What is needed:
From the entries below, extract every line that includes the word "time".

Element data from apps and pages
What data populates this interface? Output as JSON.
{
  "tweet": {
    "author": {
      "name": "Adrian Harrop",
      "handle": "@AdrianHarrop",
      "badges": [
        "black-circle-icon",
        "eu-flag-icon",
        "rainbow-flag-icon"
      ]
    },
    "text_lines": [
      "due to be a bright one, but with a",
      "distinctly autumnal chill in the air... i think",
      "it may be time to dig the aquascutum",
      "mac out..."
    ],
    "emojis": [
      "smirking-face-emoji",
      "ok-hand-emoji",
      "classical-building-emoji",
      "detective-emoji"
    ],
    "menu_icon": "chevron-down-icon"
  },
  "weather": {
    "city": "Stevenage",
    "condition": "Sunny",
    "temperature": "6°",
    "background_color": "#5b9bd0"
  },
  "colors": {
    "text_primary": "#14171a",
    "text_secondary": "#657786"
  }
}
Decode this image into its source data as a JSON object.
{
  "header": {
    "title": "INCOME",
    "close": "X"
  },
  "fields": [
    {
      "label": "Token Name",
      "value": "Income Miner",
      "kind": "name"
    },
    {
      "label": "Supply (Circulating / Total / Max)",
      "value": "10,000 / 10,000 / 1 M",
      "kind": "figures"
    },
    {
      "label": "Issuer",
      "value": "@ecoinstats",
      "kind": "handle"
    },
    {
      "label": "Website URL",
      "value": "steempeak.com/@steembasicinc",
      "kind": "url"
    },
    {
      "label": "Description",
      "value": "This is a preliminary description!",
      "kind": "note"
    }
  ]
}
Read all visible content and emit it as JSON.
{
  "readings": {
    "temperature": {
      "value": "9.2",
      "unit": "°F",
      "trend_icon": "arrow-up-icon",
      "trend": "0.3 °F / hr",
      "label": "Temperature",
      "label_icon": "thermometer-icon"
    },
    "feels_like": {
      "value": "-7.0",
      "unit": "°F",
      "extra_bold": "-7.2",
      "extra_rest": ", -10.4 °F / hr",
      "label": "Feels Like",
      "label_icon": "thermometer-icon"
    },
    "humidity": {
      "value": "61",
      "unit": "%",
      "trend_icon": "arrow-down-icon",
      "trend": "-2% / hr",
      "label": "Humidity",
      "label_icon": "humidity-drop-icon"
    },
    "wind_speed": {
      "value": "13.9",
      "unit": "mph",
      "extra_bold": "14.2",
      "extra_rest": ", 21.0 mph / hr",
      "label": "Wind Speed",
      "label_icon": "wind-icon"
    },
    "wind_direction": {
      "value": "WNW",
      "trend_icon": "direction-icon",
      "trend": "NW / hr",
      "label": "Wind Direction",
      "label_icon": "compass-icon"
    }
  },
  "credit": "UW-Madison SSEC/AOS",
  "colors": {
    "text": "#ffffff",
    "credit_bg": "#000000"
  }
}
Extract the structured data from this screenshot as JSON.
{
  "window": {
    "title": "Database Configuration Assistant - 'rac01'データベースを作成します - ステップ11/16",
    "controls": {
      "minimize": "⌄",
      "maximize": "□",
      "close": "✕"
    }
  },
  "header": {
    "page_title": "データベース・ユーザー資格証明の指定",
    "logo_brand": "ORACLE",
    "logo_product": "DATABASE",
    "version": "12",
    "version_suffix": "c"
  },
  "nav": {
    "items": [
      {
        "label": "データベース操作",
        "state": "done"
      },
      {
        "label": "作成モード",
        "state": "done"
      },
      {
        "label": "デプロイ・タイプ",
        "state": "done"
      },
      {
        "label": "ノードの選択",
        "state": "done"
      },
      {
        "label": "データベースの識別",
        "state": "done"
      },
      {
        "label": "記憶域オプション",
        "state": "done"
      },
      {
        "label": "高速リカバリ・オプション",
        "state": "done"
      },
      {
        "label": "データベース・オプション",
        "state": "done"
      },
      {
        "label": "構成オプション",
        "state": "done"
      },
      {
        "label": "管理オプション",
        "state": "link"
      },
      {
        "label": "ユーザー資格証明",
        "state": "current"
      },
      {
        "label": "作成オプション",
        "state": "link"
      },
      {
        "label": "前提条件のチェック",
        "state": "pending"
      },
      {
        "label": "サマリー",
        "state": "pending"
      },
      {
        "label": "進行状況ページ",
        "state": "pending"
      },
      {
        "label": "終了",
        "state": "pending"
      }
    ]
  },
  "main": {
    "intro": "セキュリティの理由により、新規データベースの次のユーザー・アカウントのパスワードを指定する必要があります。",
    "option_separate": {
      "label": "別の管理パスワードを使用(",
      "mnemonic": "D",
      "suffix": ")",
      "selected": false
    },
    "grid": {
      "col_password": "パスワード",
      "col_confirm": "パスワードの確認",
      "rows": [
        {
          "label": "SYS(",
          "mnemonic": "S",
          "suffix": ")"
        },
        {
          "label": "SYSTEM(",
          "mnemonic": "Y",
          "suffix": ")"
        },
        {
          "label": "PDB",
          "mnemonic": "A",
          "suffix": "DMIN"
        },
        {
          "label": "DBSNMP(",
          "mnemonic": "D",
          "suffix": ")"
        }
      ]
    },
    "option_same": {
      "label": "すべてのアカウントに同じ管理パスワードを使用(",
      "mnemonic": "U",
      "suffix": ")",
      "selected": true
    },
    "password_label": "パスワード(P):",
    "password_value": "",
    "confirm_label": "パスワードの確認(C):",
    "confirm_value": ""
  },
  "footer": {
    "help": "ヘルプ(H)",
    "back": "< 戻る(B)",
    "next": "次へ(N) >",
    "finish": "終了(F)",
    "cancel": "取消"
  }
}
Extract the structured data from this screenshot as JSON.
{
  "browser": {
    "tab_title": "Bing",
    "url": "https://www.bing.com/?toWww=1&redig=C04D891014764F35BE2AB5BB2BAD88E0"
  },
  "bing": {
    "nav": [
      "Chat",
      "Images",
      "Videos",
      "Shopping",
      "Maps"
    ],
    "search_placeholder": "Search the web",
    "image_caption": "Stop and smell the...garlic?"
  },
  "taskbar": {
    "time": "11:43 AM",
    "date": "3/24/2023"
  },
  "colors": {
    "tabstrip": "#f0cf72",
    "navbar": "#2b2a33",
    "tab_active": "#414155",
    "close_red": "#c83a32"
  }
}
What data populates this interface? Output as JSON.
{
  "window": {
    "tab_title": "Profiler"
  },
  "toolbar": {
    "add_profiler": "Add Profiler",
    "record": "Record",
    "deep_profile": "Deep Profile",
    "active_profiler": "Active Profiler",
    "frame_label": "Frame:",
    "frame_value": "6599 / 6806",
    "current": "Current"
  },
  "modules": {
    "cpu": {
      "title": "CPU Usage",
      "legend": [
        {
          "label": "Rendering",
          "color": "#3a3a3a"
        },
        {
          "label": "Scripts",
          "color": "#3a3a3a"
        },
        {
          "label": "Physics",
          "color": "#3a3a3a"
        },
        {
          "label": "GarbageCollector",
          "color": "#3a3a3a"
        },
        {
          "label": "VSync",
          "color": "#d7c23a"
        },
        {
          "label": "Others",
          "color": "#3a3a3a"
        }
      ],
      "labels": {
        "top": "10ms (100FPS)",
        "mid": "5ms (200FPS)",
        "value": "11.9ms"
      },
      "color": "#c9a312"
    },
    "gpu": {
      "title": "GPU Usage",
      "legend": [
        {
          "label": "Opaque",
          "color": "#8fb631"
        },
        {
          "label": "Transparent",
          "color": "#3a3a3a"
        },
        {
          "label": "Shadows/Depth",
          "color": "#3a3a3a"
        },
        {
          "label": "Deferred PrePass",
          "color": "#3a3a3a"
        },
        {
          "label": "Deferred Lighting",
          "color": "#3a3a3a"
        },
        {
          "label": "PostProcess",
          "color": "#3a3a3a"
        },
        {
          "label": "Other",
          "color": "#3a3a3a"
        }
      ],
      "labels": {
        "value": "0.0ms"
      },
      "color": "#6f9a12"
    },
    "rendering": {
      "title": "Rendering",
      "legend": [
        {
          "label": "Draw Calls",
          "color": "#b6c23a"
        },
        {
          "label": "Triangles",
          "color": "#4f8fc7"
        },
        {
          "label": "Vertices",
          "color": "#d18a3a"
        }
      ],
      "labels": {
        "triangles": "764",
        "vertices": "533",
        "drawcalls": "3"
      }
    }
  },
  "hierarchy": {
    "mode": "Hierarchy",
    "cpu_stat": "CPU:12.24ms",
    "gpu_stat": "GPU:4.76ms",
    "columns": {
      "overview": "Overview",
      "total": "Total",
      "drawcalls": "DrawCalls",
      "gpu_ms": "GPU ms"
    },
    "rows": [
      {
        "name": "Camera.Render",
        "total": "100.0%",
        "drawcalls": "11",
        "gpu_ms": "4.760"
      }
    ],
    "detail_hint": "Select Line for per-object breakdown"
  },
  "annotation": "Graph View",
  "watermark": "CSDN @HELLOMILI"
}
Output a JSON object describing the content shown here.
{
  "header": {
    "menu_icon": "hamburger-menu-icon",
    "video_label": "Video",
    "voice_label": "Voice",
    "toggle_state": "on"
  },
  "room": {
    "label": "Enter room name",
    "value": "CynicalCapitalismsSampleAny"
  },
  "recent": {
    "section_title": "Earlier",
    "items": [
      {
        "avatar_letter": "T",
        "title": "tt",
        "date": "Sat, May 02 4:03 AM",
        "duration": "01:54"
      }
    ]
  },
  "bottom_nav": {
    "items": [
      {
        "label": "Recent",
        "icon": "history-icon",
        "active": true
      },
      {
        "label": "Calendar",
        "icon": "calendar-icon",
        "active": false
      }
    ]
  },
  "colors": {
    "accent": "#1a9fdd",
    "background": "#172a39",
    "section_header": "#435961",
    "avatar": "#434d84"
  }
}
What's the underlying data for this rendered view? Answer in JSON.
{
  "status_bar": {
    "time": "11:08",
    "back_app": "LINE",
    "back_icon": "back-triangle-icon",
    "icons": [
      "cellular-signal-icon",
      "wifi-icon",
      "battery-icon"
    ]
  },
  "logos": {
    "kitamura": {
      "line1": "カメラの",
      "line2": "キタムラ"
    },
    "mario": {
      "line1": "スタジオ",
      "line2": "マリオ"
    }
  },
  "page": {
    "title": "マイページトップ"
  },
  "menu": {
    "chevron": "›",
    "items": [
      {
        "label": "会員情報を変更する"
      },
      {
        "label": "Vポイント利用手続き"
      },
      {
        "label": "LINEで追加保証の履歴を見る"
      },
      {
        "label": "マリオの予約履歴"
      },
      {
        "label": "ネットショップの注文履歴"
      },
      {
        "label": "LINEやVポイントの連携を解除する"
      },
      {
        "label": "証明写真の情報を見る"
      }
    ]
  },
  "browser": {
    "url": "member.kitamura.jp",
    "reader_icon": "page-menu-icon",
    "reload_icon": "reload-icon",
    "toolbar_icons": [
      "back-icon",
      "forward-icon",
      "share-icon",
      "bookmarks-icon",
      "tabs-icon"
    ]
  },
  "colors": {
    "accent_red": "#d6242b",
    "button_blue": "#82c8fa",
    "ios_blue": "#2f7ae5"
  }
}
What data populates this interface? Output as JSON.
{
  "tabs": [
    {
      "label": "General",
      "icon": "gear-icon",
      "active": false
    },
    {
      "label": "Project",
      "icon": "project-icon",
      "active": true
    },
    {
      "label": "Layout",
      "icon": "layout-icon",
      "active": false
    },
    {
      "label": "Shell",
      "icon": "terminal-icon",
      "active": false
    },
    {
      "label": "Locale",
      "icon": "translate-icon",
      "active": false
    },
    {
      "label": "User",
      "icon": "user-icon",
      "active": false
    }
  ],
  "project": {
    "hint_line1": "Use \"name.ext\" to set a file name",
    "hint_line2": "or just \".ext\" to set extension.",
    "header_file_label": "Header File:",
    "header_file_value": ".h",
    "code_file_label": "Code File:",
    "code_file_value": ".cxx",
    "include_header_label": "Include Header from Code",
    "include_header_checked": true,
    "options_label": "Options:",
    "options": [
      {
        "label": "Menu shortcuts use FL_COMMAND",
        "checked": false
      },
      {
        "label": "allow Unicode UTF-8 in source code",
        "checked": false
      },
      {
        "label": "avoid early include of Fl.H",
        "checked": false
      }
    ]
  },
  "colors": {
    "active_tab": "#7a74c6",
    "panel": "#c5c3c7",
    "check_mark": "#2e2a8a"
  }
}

Answer box:
      "it may be time to dig the aquascutum",
    "time": "11:43 AM",
    "time": "11:08",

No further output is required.